This blog post is featured in a chronological series “The Dog Days of Summer – Biblical Figures Feel the Heat.”  Blogs are intended to offer an outlet for reflection beyond Sunday morning.

August 2, 2015

Delivered by Rev. Dr. Camille Cook Murray / Sermon title: “Family Traditions”

Text: 2 Timothy 1

My father saved letters that he exchanged with his grandmother, who was very funny and gave great commentary on daily events. A few lines from my great-grandmother Cook:

“…That’s why I had 21 (teeth) pulled all at once.   Told him I was too busy to keep coming back, and Jim, it nearly killed me, oh was I sick? I lay in that old bed bleeding like a dog. Now I have none, I get along fine without them. I had a wonderful Dentist but I was too busy to keep going back to have out 2 at a time.”
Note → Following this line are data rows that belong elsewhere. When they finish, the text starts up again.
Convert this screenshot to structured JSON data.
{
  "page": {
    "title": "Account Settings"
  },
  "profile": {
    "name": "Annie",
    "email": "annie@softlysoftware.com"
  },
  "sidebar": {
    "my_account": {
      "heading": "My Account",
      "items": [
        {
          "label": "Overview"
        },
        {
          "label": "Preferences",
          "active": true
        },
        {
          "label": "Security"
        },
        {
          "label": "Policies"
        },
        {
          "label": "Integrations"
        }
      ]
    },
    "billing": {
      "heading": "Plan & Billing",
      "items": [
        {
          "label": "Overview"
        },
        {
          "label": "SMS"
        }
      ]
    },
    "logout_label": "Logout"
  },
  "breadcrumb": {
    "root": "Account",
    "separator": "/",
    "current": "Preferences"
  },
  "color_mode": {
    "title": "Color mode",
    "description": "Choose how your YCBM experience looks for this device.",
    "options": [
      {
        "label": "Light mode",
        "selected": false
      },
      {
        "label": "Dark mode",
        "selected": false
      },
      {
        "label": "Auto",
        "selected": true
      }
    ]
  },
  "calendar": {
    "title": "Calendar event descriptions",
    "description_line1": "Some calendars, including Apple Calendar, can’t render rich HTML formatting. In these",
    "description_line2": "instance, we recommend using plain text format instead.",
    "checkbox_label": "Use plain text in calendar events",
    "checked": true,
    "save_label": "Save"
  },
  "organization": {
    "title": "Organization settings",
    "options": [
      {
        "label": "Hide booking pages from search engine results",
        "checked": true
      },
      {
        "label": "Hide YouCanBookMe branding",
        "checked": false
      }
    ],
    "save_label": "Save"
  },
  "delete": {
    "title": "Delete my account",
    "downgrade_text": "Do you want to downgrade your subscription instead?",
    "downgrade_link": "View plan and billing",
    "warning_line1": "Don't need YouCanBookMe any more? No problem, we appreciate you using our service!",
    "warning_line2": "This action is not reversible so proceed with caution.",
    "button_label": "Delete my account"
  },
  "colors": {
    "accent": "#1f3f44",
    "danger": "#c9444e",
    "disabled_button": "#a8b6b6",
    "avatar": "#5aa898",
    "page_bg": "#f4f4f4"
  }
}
“It’s 97 today and no Rain. So maybe the world is coming to an end. Lois thinks so I’m sure, she’s so religious, she makes me sick. I’m glad your Dad and Mom go square dancing, fancy Lois doing that. Your Dad is as good as your Aunt Lois any old day.”

These letters are treasures from one generation to the next. Today we read another such letter sent from the older generation to the younger. Paul is writing to Timothy something of a last will and testament to his friend, giving advice, giving thanks, and giving encouragement all in a very impassioned way.

At this time, Christianity had grown enough to become a threat to the Roman establishment. Consequently Paul, a known evangelist, is in jail, yet again. The only thing for him to do now is write letters and encourage others to carry on the work.

Paul builds his case by appealing to Timothy’s ancestors in the faith. His grandmother Lois and his mother Eunice who both were faithful women, who helped instill that faithfulness into Timothy. Paul is reminding Timothy that faith was a family tradition. This is who you are, these is your people.

We know nothing else about Lois and Eunice other than their relationship to Timothy and Paul’s comment on their faithfulness. Lois and Eunice are the people in our lives who taught us about this faith through their words or their actions. The grandparent who never missed a Sunday. The parent who taught Sunday school. The uncle who served as a church treasurer. The friend’s family who prayed before their meals. The people who were the links in the chain of faith from their generation to ours – they passed on the family traditions in one way or another.

Now we do not simply regurgitate the faith of the previous generation, we believe we are reformed and always reforming, but the faith of our ancestors shapes us and guides us.

Our personal story, our private faith, finds greater meaning with the larger communal story of God’s people. No one gets to faith without traveling within the company of the saints. Our faith is held in trust, as part of a sacred family tradition. Faith is deeply personal and uniquely communal. So it is always our faith profession alongside the Apostles Creed. Our private prayers alongside the Lord’s Prayer. Our personal diaries alongside our communities history books. Our letters from relatives alongside familiar passages of scripture.

No one arrives at Christian faith all by themselves, we are part of a tradition, part of a lineage of the faithful, which connects us all the way back to Christ himself. Jesus commissioned those first disciples, who passed the message on to their followers, who converted men and women, who baptized and taught their children, who traveled abroad and established churches, who kept the light of Christ unbroken for two thousand years, that is our history, our heritage, our tradition.

Paul says to Timothy: Remember your roots. Do not spend your inheritance in this faith unwisely. I am counting on you to pass this precious, life changing good news along to the next generation. Don’t let me down. Remember your grandmother was faithful. Remember your mother was faithful. Remember God is faithful. Now it’s your turn.

Amen.

 

Reflection:

Who are the people in your life that have influenced your faith? Reflect on the ways that they communicated the importance of faith in their lives.

As a Christian, we are called to be witnesses in our own lives. Think about the people that may be looking to you as an example. How do you communicate your faith to others?  

Reflect on the power of the Holy Spirit, the sustainer of our faith. Pray, “Holy Spirit, thank you for sustaining me. Please continue to lead me on paths of righteousness. I am grateful to be a recipient of the story of God, and I am grateful to pass that story along to others. Help me and the whole church as we continue to live out our lives in light of our Lord Jesus Christ. Amen.”